--- WHAT THE TASK REQUIRES ---
Show every line of the data below that includes the word "desc".

--- TASK DATA ---
□ □ □ □

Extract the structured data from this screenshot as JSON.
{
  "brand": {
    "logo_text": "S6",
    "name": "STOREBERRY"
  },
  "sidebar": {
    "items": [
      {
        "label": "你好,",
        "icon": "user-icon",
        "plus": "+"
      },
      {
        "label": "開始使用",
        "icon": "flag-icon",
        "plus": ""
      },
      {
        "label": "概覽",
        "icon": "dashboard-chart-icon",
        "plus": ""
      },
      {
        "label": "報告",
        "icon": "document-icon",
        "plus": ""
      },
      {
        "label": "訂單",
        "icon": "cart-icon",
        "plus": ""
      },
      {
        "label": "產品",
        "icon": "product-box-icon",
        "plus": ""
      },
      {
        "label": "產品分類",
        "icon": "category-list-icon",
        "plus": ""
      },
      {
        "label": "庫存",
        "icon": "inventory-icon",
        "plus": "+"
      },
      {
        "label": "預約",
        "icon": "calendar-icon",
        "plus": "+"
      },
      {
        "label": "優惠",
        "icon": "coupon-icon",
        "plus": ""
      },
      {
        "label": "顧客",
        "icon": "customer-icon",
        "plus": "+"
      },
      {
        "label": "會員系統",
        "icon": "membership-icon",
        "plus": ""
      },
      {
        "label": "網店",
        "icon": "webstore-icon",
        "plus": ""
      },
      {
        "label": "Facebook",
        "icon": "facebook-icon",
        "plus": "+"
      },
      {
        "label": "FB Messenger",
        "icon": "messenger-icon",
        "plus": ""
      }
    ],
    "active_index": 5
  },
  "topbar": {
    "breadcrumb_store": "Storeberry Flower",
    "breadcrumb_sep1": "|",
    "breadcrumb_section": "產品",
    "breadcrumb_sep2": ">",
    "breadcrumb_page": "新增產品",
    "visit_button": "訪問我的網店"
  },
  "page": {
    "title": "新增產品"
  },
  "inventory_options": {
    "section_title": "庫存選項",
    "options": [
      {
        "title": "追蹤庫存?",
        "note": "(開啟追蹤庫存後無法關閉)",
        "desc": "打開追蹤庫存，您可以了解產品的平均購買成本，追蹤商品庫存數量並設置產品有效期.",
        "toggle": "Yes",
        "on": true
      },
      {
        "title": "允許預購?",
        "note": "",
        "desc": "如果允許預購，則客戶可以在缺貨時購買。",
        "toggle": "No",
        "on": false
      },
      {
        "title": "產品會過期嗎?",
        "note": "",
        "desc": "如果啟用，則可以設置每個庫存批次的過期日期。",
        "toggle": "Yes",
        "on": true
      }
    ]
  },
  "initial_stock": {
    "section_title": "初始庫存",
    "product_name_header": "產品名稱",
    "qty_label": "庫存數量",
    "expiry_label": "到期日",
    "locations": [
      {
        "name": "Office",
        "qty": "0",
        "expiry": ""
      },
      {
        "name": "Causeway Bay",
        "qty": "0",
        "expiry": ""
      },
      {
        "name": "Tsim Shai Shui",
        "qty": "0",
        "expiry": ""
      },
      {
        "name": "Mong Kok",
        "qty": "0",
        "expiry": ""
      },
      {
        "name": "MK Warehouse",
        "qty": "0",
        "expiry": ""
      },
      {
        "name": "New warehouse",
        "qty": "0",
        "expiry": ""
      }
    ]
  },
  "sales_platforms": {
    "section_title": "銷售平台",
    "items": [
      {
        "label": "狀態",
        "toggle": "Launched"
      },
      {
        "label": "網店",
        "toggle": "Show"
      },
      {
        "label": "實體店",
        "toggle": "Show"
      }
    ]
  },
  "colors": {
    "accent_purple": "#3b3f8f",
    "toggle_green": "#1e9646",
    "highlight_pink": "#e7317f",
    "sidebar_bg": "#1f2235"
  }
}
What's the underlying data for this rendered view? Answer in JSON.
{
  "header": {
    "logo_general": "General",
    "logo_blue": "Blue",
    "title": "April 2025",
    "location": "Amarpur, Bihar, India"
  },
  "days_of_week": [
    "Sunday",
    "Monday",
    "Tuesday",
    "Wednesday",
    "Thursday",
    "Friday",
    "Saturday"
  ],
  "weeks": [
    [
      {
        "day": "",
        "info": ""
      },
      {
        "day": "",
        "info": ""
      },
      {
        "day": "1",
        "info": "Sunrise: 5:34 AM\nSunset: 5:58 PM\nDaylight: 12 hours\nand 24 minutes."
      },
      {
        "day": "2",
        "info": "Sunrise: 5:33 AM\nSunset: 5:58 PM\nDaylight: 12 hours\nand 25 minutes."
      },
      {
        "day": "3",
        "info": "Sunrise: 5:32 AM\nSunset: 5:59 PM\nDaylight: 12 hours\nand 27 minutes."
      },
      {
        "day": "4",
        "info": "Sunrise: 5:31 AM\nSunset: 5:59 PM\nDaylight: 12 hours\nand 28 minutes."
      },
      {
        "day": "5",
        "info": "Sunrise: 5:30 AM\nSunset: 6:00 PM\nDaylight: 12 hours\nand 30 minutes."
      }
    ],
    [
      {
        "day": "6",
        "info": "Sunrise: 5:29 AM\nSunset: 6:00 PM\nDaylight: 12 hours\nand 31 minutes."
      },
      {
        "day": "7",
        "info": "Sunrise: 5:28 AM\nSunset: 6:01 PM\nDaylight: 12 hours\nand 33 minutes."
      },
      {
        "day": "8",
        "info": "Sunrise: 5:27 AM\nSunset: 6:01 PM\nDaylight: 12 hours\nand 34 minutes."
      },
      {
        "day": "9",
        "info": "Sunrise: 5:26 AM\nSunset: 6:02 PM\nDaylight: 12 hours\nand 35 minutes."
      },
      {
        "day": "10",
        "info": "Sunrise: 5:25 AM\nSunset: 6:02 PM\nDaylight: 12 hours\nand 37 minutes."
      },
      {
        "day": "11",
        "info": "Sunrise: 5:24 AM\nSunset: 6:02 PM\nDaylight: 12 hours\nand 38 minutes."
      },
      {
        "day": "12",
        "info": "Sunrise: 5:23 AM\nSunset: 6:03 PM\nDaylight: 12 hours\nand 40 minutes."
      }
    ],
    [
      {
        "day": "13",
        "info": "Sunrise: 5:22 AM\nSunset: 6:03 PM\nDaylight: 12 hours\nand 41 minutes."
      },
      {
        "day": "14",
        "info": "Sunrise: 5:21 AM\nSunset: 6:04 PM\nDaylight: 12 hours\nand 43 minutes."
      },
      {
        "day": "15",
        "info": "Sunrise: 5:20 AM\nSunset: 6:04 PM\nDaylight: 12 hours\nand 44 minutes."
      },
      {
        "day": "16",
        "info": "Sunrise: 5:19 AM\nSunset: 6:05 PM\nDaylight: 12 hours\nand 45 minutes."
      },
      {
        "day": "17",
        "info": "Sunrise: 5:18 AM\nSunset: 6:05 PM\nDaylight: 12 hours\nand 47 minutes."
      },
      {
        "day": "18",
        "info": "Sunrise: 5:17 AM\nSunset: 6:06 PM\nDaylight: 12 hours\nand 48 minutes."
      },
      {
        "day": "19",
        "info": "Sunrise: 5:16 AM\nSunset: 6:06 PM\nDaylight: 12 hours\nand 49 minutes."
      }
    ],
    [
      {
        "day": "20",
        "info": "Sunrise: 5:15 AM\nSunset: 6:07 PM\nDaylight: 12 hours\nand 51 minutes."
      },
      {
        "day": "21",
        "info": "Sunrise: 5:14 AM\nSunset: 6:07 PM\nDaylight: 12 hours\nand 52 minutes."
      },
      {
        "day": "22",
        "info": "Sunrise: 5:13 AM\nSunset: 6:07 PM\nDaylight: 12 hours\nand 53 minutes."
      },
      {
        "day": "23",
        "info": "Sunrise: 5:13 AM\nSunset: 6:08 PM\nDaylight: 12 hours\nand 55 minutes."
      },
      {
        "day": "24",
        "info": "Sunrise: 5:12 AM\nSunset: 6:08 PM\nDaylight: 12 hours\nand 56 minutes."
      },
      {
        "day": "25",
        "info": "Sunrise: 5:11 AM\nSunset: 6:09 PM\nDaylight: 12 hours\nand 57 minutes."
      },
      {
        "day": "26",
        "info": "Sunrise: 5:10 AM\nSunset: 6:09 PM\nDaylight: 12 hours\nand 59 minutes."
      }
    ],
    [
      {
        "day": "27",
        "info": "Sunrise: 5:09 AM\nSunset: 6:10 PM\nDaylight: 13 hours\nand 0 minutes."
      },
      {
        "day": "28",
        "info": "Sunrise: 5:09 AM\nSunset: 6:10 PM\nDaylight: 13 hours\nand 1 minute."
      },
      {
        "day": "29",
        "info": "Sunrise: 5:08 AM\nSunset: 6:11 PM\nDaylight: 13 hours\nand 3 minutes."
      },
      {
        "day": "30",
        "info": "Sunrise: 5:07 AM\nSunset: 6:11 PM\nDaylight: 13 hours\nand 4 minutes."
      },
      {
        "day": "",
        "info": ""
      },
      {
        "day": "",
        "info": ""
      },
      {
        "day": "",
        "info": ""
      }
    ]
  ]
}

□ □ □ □

--- SOLVED EXERCISE ---
        "desc": "打開追蹤庫存，您可以了解產品的平均購買成本，追蹤商品庫存數量並設置產品有效期.",
        "desc": "如果允許預購，則客戶可以在缺貨時購買。",
        "desc": "如果啟用，則可以設置每個庫存批次的過期日期。",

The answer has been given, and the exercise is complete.